Raj was a person who held relationship at a higher pedestal than anything else. He would go out of the way to help people who he knew. Suraj, one of his colleagues who had over the years turned into a good friend approached him for becoming a co-applicant. Raj happily agreed to be the co-applicant when he got a confirmation from Suraj that the EMIs would, in any case, be paid from his account and he will not have to give even a single cheque to the lender. Little did he know that his endeavour to help Suraj was going to land him into a very hard time.
Due to a medical emergency, Suraj's finances came under stress and he stopped paying the EMIs. The collectors started to call Raj as well and appraised him that if he does not pay his name would reflect in the loan defaulter list.
Relations matter a lot in life and there would be times when you would oblige by saying a yes despite in heart you had wanted to say no. But if requests from friends or relations is to have you sign as a co applicant for a loan, then you need to think twice (thrice would be even better). And if you had in past taken that plunge and had signed on the form, you must pray for not getting to face a situation when the main applicant is not in a position to pay.

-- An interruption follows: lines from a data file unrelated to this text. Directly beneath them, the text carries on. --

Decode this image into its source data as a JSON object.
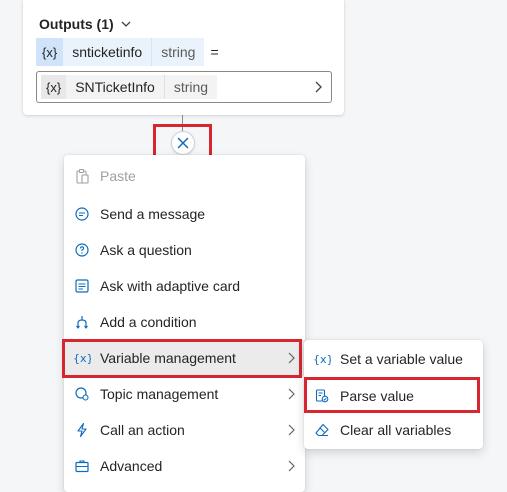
{
  "outputs": {
    "header": "Outputs (1)",
    "variable": {
      "badge": "{x}",
      "name": "snticketinfo",
      "type": "string",
      "operator": "="
    },
    "value": {
      "badge": "{x}",
      "name": "SNTicketInfo",
      "type": "string"
    }
  },
  "menu": {
    "items": [
      {
        "label": "Paste",
        "icon": "paste-icon",
        "disabled": true
      },
      {
        "label": "Send a message",
        "icon": "message-icon"
      },
      {
        "label": "Ask a question",
        "icon": "question-icon"
      },
      {
        "label": "Ask with adaptive card",
        "icon": "adaptive-card-icon"
      },
      {
        "label": "Add a condition",
        "icon": "condition-icon"
      },
      {
        "label": "Variable management",
        "icon": "variable-icon",
        "submenu": true,
        "active": true
      },
      {
        "label": "Topic management",
        "icon": "topic-icon",
        "submenu": true
      },
      {
        "label": "Call an action",
        "icon": "action-icon",
        "submenu": true
      },
      {
        "label": "Advanced",
        "icon": "advanced-icon",
        "submenu": true
      }
    ]
  },
  "submenu": {
    "items": [
      {
        "label": "Set a variable value",
        "icon": "set-variable-icon"
      },
      {
        "label": "Parse value",
        "icon": "parse-value-icon"
      },
      {
        "label": "Clear all variables",
        "icon": "eraser-icon"
      }
    ]
  },
  "colors": {
    "highlight": "#d7262f",
    "accent": "#0f6cbd",
    "variable_chip": "#cfe4fa"
  }
}
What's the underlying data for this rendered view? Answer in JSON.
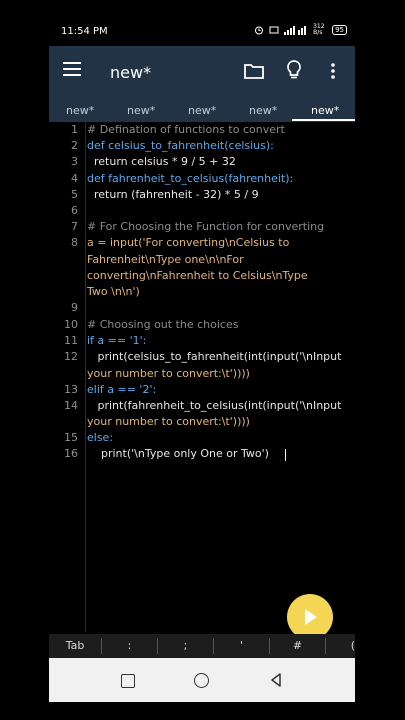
{
  "status_bar": {
    "time": "11:54 PM",
    "network_speed": "312 B/s",
    "battery": "95"
  },
  "app_bar": {
    "title": "new*"
  },
  "tabs": [
    {
      "label": "new*"
    },
    {
      "label": "new*"
    },
    {
      "label": "new*"
    },
    {
      "label": "new*"
    },
    {
      "label": "new*"
    }
  ],
  "editor": {
    "line_numbers": [
      "1",
      "2",
      "3",
      "4",
      "5",
      "6",
      "7",
      "8",
      "9",
      "10",
      "11",
      "12",
      "13",
      "14",
      "15",
      "16"
    ],
    "lines": [
      "# Defination of functions to convert",
      "def celsius_to_fahrenheit(celsius):",
      "  return celsius * 9 / 5 + 32",
      "def fahrenheit_to_celsius(fahrenheit):",
      "  return (fahrenheit - 32) * 5 / 9",
      "",
      "# For Choosing the Function for converting",
      "a = input('For converting\\nCelsius to",
      "Fahrenheit\\nType one\\n\\nFor",
      "converting\\nFahrenheit to Celsius\\nType",
      "Two \\n\\n')",
      "",
      "# Choosing out the choices",
      "if a == '1':",
      "   print(celsius_to_fahrenheit(int(input('\\nInput",
      "your number to convert:\\t'))))",
      "elif a == '2':",
      "   print(fahrenheit_to_celsius(int(input('\\nInput",
      "your number to convert:\\t'))))",
      "else:",
      "    print('\\nType only One or Two')"
    ]
  },
  "keyboard_bar": {
    "keys": [
      "Tab",
      ":",
      ";",
      "'",
      "#",
      "("
    ]
  },
  "colors": {
    "app_bar": "#233346",
    "keyword": "#5fa8e8",
    "comment": "#8a8a8a",
    "string": "#e0b47a",
    "fab": "#f4d554"
  }
}
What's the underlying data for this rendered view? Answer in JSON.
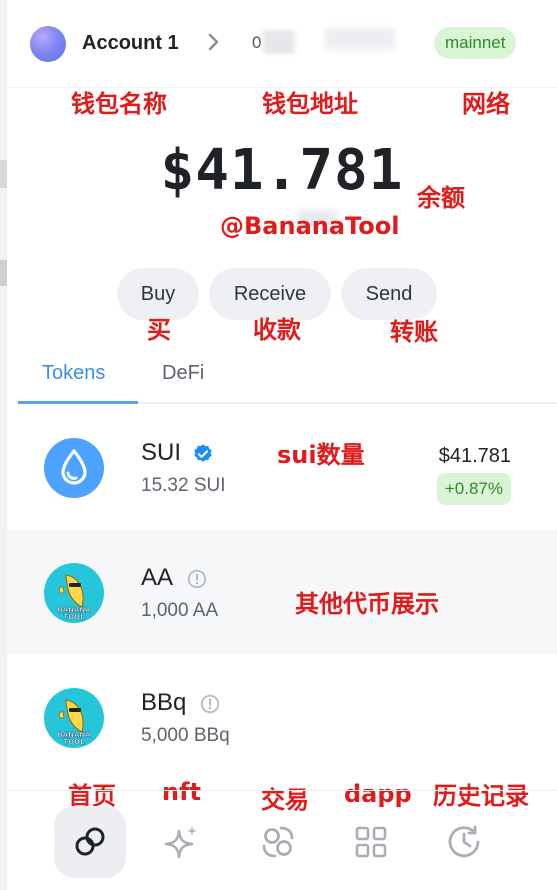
{
  "header": {
    "account_name": "Account 1",
    "address_prefix": "0",
    "network": "mainnet"
  },
  "annotations": {
    "wallet_name": "钱包名称",
    "wallet_address": "钱包地址",
    "network": "网络",
    "balance": "余额",
    "handle": "@BananaTool",
    "buy": "买",
    "receive": "收款",
    "send": "转账",
    "sui_qty": "sui数量",
    "other_tokens": "其他代币展示",
    "home": "首页",
    "nft": "nft",
    "swap": "交易",
    "dapp": "dapp",
    "history": "历史记录"
  },
  "balance": "$41.781",
  "actions": {
    "buy": "Buy",
    "receive": "Receive",
    "send": "Send"
  },
  "tabs": {
    "tokens": "Tokens",
    "defi": "DeFi"
  },
  "tokens": [
    {
      "symbol": "SUI",
      "amount": "15.32 SUI",
      "usd": "$41.781",
      "change": "+0.87%",
      "verified": true
    },
    {
      "symbol": "AA",
      "amount": "1,000 AA",
      "verified": false
    },
    {
      "symbol": "BBq",
      "amount": "5,000 BBq",
      "verified": false
    }
  ],
  "icons": {
    "sui": "droplet-icon",
    "verified": "verified-badge-icon",
    "info": "info-circle-icon",
    "nav": [
      "home-icon",
      "sparkle-nft-icon",
      "swap-icon",
      "apps-grid-icon",
      "history-clock-icon"
    ]
  },
  "colors": {
    "annotation": "#e01b1b",
    "accent_blue": "#3f8fe0",
    "sui_blue": "#4da2ff",
    "positive_bg": "#d9f5d5",
    "positive_fg": "#2f8a2a",
    "banana_bg": "#26c6da"
  }
}
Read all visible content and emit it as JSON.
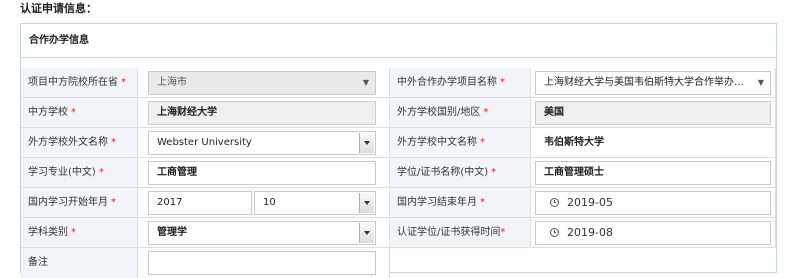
{
  "page_heading": "认证申请信息：",
  "section": {
    "title": "合作办学信息"
  },
  "required_mark": "*",
  "rows": {
    "province": {
      "label": "项目中方院校所在省",
      "value": "上海市"
    },
    "project_name": {
      "label": "中外合作办学项目名称",
      "value": "上海财经大学与美国韦伯斯特大学合作举办工商管理硕士学位教育项目"
    },
    "cn_school": {
      "label": "中方学校",
      "value": "上海财经大学"
    },
    "foreign_country": {
      "label": "外方学校国别/地区",
      "value": "美国"
    },
    "foreign_school_en": {
      "label": "外方学校外文名称",
      "value": "Webster University"
    },
    "foreign_school_cn": {
      "label": "外方学校中文名称",
      "value": "韦伯斯特大学"
    },
    "major": {
      "label": "学习专业(中文)",
      "value": "工商管理"
    },
    "degree_name": {
      "label": "学位/证书名称(中文)",
      "value": "工商管理硕士"
    },
    "study_start": {
      "label": "国内学习开始年月",
      "year": "2017",
      "month": "10"
    },
    "study_end": {
      "label": "国内学习结束年月",
      "value": "2019-05"
    },
    "subject": {
      "label": "学科类别",
      "value": "管理学"
    },
    "degree_time": {
      "label": "认证学位/证书获得时间",
      "value": "2019-08"
    },
    "remarks": {
      "label": "备注",
      "value": ""
    }
  }
}
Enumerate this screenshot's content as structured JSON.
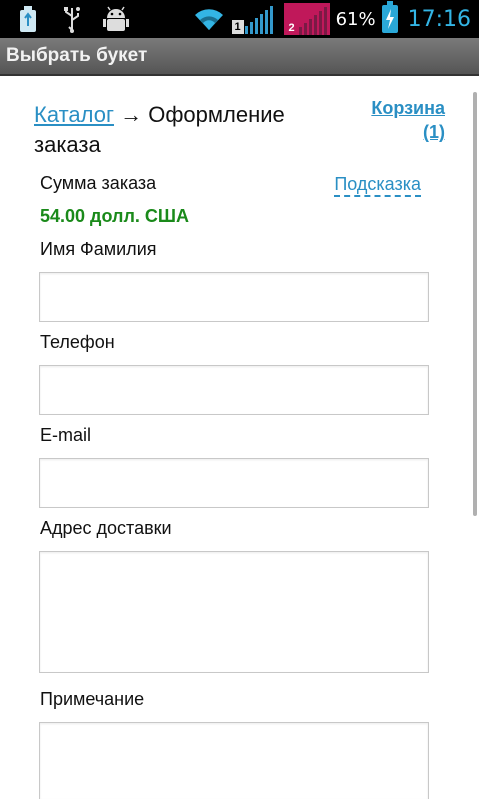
{
  "status_bar": {
    "sim1": "1",
    "sim2": "2",
    "battery_percent": "61%",
    "time": "17:16",
    "icons": [
      "usb-icon",
      "usb-debug-icon",
      "android-debug-icon",
      "wifi-icon",
      "signal-sim1-icon",
      "signal-sim2-icon",
      "battery-charging-icon"
    ],
    "accent_color": "#33b5e5"
  },
  "app": {
    "title": "Выбрать букет"
  },
  "breadcrumb": {
    "catalog": "Каталог",
    "arrow": " → ",
    "current": "Оформление заказа"
  },
  "cart": {
    "label": "Корзина",
    "count": "(1)"
  },
  "order": {
    "sum_label": "Сумма заказа",
    "hint_label": "Подсказка",
    "sum_value": "54.00 долл. США",
    "sum_color": "#1a8a1a"
  },
  "form": {
    "name_label": "Имя Фамилия",
    "name_value": "",
    "phone_label": "Телефон",
    "phone_value": "",
    "email_label": "E-mail",
    "email_value": "",
    "address_label": "Адрес доставки",
    "address_value": "",
    "note_label": "Примечание",
    "note_value": ""
  }
}
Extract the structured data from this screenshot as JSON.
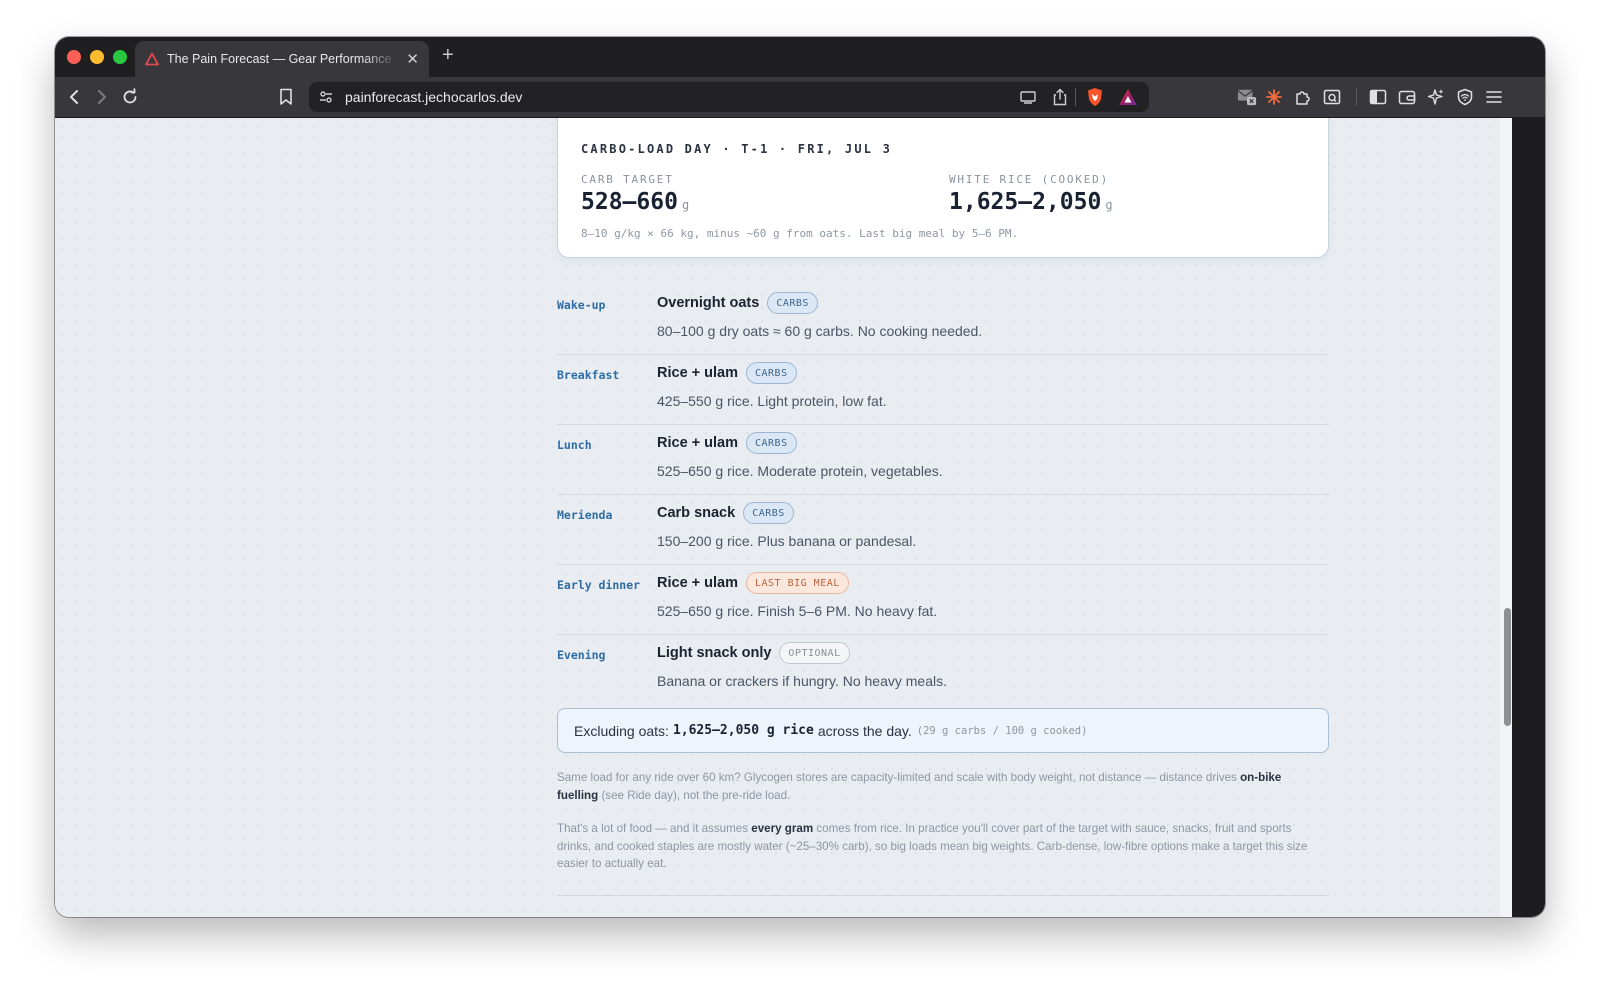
{
  "browser": {
    "tab_title": "The Pain Forecast — Gear Performance",
    "url": "painforecast.jechocarlos.dev"
  },
  "card": {
    "heading": "CARBO-LOAD DAY · T-1 · FRI, JUL 3",
    "stats": [
      {
        "label": "CARB TARGET",
        "value": "528–660",
        "unit": "g"
      },
      {
        "label": "WHITE RICE (COOKED)",
        "value": "1,625–2,050",
        "unit": "g"
      }
    ],
    "note": "8–10 g/kg × 66 kg, minus ~60 g from oats. Last big meal by 5–6 PM."
  },
  "meals": [
    {
      "time": "Wake-up",
      "name": "Overnight oats",
      "tag": "CARBS",
      "tag_type": "carbs",
      "desc": "80–100 g dry oats ≈ 60 g carbs. No cooking needed."
    },
    {
      "time": "Breakfast",
      "name": "Rice + ulam",
      "tag": "CARBS",
      "tag_type": "carbs",
      "desc": "425–550 g rice. Light protein, low fat."
    },
    {
      "time": "Lunch",
      "name": "Rice + ulam",
      "tag": "CARBS",
      "tag_type": "carbs",
      "desc": "525–650 g rice. Moderate protein, vegetables."
    },
    {
      "time": "Merienda",
      "name": "Carb snack",
      "tag": "CARBS",
      "tag_type": "carbs",
      "desc": "150–200 g rice. Plus banana or pandesal."
    },
    {
      "time": "Early dinner",
      "name": "Rice + ulam",
      "tag": "LAST BIG MEAL",
      "tag_type": "last",
      "desc": "525–650 g rice. Finish 5–6 PM. No heavy fat."
    },
    {
      "time": "Evening",
      "name": "Light snack only",
      "tag": "OPTIONAL",
      "tag_type": "opt",
      "desc": "Banana or crackers if hungry. No heavy meals."
    }
  ],
  "summary": {
    "prefix": "Excluding oats:",
    "strong": "1,625–2,050 g rice",
    "suffix": "across the day.",
    "note": "(29 g carbs / 100 g cooked)"
  },
  "paragraphs": {
    "p1_a": "Same load for any ride over 60 km? Glycogen stores are capacity-limited and scale with body weight, not distance — distance drives ",
    "p1_b": "on-bike fuelling",
    "p1_c": " (see Ride day), not the pre-ride load.",
    "p2_a": "That's a lot of food — and it assumes ",
    "p2_b": "every gram",
    "p2_c": " comes from rice. In practice you'll cover part of the target with sauce, snacks, fruit and sports drinks, and cooked staples are mostly water (~25–30% carb), so big loads mean big weights. Carb-dense, low-fibre options make a target this size easier to actually eat."
  },
  "colors": {
    "accent": "#2e6da4",
    "tag_carbs": "#3d668f",
    "tag_last": "#b9673e",
    "brave_orange": "#fb542b"
  }
}
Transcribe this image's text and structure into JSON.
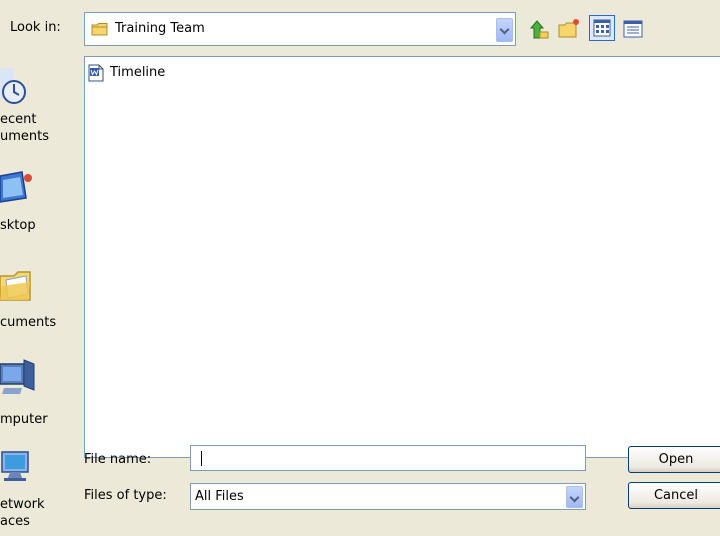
{
  "dialog": {
    "look_in_label": "Look in:",
    "look_in_value": "Training Team",
    "toolbar": {
      "icons": [
        "up-one-level-icon",
        "create-new-folder-icon",
        "views-menu-icon",
        "tools-icon"
      ]
    },
    "places": [
      {
        "label": "ecent\numents",
        "icon": "recent-documents-icon"
      },
      {
        "label": "sktop",
        "icon": "desktop-icon"
      },
      {
        "label": "cuments",
        "icon": "my-documents-icon"
      },
      {
        "label": "mputer",
        "icon": "my-computer-icon"
      },
      {
        "label": "etwork\naces",
        "icon": "network-places-icon"
      }
    ],
    "files": [
      {
        "name": "Timeline",
        "icon": "word-document-icon"
      }
    ],
    "file_name_label": "File name:",
    "file_name_value": "",
    "files_of_type_label": "Files of type:",
    "files_of_type_value": "All Files",
    "open_label": "Open",
    "cancel_label": "Cancel"
  },
  "colors": {
    "dialog_bg": "#ece9d8",
    "field_border": "#7f9db9",
    "button_border": "#003c74"
  }
}
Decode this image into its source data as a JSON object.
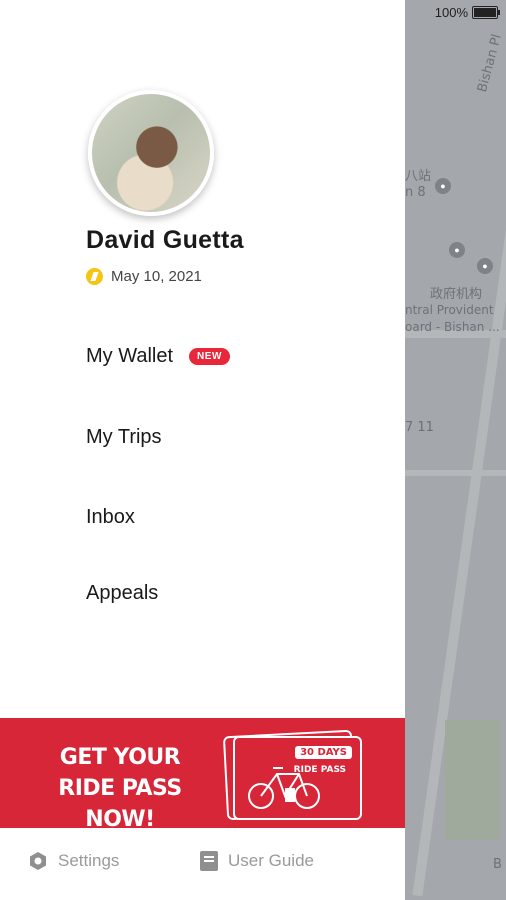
{
  "status_bar": {
    "battery": "100%"
  },
  "map": {
    "labels": [
      "Bishan Pl",
      "八站",
      "n 8",
      "政府机构",
      "ntral Provident",
      "oard - Bishan ...",
      "7 11",
      "B"
    ]
  },
  "profile": {
    "name": "David Guetta",
    "date": "May 10, 2021"
  },
  "menu": {
    "wallet": {
      "label": "My Wallet",
      "badge": "NEW"
    },
    "trips": "My Trips",
    "inbox": "Inbox",
    "appeals": "Appeals"
  },
  "banner": {
    "line1": "GET YOUR",
    "line2": "RIDE PASS NOW!",
    "card_title": "30 DAYS",
    "card_sub": "RIDE PASS"
  },
  "footer": {
    "settings": "Settings",
    "user_guide": "User Guide"
  },
  "colors": {
    "brand_red": "#d72638",
    "badge_red": "#e8273a",
    "date_icon": "#f4c514"
  },
  "icons": {
    "settings": "gear-icon",
    "user_guide": "book-icon",
    "date": "clock-icon"
  }
}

Let us understand this co-applicant business in detail.
The lending institutions ask for a co-applicant or a guarantor only in two situations. First, when they have a doubt on the repayment capacity of the borrower. To understand this better, either the borrower may be inching close to the debt burden ratio or maybe his bank accounts have poor balances. Second, when the lender has a question mark on the intentions of the borrower to repay. Put it simply, there has had default on other loans in past or there are bounces in the bank statement.
In all the above situations, becoming a co-applicant is full of risk.
As a co-applicant, you would be equally liable to pay the loan. Let us understand from the example cited above. In case Suraj fails to pay the loan Raj would be liable to repay it in full. The repayment would include not just the principal amount but even the interest, late payment charges or any other penalty accrued due to default.
Even in case of the home loan where the co applicants are common and the housing finance company insists to have all owners to sign giving the plea that it will safe guard all owners’ interest, the fact remains that in case of default the co-applicant would be liable for full amount of loan and not just for the proportion of the ownership.
Honestly speaking there is little recourse if the person for whom you signed as co-applicant gets into a situation of not paying the EMIs. If you do not pay, then the default will also get updated into your CIBIL report. However, following are the measure that possibly can help you out:
While you can follow the above if you have signed and the main borrower has seized to repay, it is highly important that one thinks through and weighs the possible scenarios before signing on as the co-applicant.